In each of these collections we can see examples of meticulous work, with engravings mounted on card and carefully labelled with their dates, titles, and authorship. Reid opened up a world of collecting and connoisseurship, converting dusty old periodicals into a source of fine art. His intentions were honourable ones, but the end result, as charted by Robert Meyrick (p.179), was disastrous. Reid wanted to preserve the best of British art (as he saw it) by rescuing the fine illustrations from their journals; but the effect, to use his own term, though one only added as an afterthought, was a matter of ‘vandalism’ (p.11). Without doubt, his acolytes destroyed many of the remaining weeklies and monthlies that were still surviving in the 1920s and 30s, and were principally responsible for breaking up and dispersing many of the bound volumes.

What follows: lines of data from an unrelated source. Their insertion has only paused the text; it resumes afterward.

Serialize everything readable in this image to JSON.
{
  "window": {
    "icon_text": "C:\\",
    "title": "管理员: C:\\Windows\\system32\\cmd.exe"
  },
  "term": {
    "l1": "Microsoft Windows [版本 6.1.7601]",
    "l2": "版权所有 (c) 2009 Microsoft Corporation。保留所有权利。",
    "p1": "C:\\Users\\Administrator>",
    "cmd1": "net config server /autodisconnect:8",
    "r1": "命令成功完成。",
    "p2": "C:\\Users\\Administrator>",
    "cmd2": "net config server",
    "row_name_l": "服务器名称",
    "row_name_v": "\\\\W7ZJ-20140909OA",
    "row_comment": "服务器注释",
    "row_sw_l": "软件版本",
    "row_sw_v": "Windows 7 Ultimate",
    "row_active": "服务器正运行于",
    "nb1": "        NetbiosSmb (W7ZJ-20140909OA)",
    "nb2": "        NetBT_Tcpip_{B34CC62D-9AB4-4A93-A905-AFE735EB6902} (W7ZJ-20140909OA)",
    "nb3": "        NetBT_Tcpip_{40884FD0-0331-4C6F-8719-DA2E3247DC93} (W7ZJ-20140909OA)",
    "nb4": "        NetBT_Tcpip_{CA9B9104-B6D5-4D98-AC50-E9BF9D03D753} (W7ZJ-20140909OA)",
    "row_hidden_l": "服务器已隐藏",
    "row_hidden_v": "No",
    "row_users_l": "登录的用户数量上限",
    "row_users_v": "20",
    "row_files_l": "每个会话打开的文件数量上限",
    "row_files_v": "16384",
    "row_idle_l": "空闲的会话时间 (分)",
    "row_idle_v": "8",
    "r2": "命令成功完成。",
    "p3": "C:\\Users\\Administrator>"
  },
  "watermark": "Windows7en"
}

Whatever was surviving at the end of the thirties was further subject to the privations and destruction of the Second World War. Unwanted books were pulped in order to facilitate the production of the utility paper used in new publications, and Victorian periodicals, by now out of fashion, were prime targets for recycling. Whatever was missed by the British Government was vulnerable to enemy action, and although it is difficult to quantify the scale of destruction it is quite likely that numbers of magazines were destroyed when the Nazis attacked the primary British cities – burning collections in private houses, in libraries where they were still in situ, and in the premises of long-established publishers and booksellers such as Bradbury and Evans (by now Bradbury & Agnew), whose archives in Bouverie Street were the victim of a direct hit.
These factors influence modern availability. The Cornhill, Good Words, Once a Week and The Quiver can still be found, at least in bound volumes; and so can The Leisure Hour. However, there are barely any surviving copies of The Shilling Magazine, The Dark Blue, Belgravia, The Argosy, and The Churchman’s Family Magazine. What was once entirely popular and populist in effect has now become the province of the research library and the collector with unlimited resources.
Cooke, Simon. Illustrated Periodicals of the 1860s. Pinner: PLA; London: The British Library; Newcastle, Delaware: Oak Knoll Press, 2010.
Goldman, Paul, and Cooke, Simon. ‘Introduction’. Reading Victorian Illustration, 1855–1875. Eds. Goldman and Cooke. Burlington, VT: Ashgate, 2012, pp.1–11.
Leighton, Mary Elizabeth & Surridge, Lisa. ‘The Plot Thickens: Towards a Narratological Analysis of Illustrated Serial Fiction in the 1860s’.Victorian Studies 51 (2008): 65–102.
Meyrick, Robert. ‘“Spoils of the Lumber Room”: Early Collectors of Wood-Engraved Illustrations from 1860s Periodicals’. Reading Victorian Illustration, 1855–1875. Eds. Paul Goldman and Simon Cooke. Burlington, VT: Ashgate, 2012, pp.179–200.
Reid, Forrest. Illustrators of the Eighteen Sixties. 1928; reprint, New York: Dover, 1975.
Ruskin, John. Ariadne Florentina. 1876; rpt. Orphington: George Allen, 1890.
Last modified 23 June 2013